Print all the entries verbatim.

• SOURCE MATERIAL
+++
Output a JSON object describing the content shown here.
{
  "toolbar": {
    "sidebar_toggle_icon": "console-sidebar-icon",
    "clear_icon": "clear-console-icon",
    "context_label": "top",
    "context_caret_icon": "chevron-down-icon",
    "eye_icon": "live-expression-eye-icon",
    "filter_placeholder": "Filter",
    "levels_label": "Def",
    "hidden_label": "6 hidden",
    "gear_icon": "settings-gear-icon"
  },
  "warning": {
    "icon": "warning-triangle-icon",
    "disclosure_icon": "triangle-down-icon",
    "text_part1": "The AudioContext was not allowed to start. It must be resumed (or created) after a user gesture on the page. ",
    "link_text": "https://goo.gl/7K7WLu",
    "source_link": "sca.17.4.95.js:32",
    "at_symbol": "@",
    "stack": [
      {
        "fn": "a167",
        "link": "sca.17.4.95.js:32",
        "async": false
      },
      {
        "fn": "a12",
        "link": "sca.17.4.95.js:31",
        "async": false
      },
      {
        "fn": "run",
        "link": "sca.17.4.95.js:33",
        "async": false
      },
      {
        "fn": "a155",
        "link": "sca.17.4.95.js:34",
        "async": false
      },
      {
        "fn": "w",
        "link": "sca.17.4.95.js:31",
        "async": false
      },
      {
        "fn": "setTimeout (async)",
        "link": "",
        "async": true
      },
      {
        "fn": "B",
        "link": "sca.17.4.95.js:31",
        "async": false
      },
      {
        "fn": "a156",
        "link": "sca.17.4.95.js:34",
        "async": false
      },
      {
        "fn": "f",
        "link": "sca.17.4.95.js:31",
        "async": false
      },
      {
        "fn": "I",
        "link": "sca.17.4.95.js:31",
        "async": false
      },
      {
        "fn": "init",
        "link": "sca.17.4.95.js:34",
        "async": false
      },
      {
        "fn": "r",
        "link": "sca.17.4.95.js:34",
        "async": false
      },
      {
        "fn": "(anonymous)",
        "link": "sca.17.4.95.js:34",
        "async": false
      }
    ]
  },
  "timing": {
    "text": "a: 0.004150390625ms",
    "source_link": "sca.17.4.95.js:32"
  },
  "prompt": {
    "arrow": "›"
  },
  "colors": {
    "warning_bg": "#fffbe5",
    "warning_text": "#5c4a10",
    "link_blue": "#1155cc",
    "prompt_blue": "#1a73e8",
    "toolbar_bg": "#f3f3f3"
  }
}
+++
• ANSWER TO THE EXERCISE
Output a JSON object describing the content shown here.
{
  "toolbar": {
    "sidebar_toggle_icon": "console-sidebar-icon",
    "clear_icon": "clear-console-icon",
    "context_label": "top",
    "context_caret_icon": "chevron-down-icon",
    "eye_icon": "live-expression-eye-icon",
    "filter_placeholder": "Filter",
    "levels_label": "Def",
    "hidden_label": "6 hidden",
    "gear_icon": "settings-gear-icon"
  },
  "warning": {
    "icon": "warning-triangle-icon",
    "disclosure_icon": "triangle-down-icon",
    "text_part1": "The AudioContext was not allowed to start. It must be resumed (or created) after a user gesture on the page. ",
    "link_text": "https://goo.gl/7K7WLu",
    "source_link": "sca.17.4.95.js:32",
    "at_symbol": "@",
    "stack": [
      {
        "fn": "a167",
        "link": "sca.17.4.95.js:32",
        "async": false
      },
      {
        "fn": "a12",
        "link": "sca.17.4.95.js:31",
        "async": false
      },
      {
        "fn": "run",
        "link": "sca.17.4.95.js:33",
        "async": false
      },
      {
        "fn": "a155",
        "link": "sca.17.4.95.js:34",
        "async": false
      },
      {
        "fn": "w",
        "link": "sca.17.4.95.js:31",
        "async": false
      },
      {
        "fn": "setTimeout (async)",
        "link": "",
        "async": true
      },
      {
        "fn": "B",
        "link": "sca.17.4.95.js:31",
        "async": false
      },
      {
        "fn": "a156",
        "link": "sca.17.4.95.js:34",
        "async": false
      },
      {
        "fn": "f",
        "link": "sca.17.4.95.js:31",
        "async": false
      },
      {
        "fn": "I",
        "link": "sca.17.4.95.js:31",
        "async": false
      },
      {
        "fn": "init",
        "link": "sca.17.4.95.js:34",
        "async": false
      },
      {
        "fn": "r",
        "link": "sca.17.4.95.js:34",
        "async": false
      },
      {
        "fn": "(anonymous)",
        "link": "sca.17.4.95.js:34",
        "async": false
      }
    ]
  },
  "timing": {
    "text": "a: 0.004150390625ms",
    "source_link": "sca.17.4.95.js:32"
  },
  "prompt": {
    "arrow": "›"
  },
  "colors": {
    "warning_bg": "#fffbe5",
    "warning_text": "#5c4a10",
    "link_blue": "#1155cc",
    "prompt_blue": "#1a73e8",
    "toolbar_bg": "#f3f3f3"
  }
}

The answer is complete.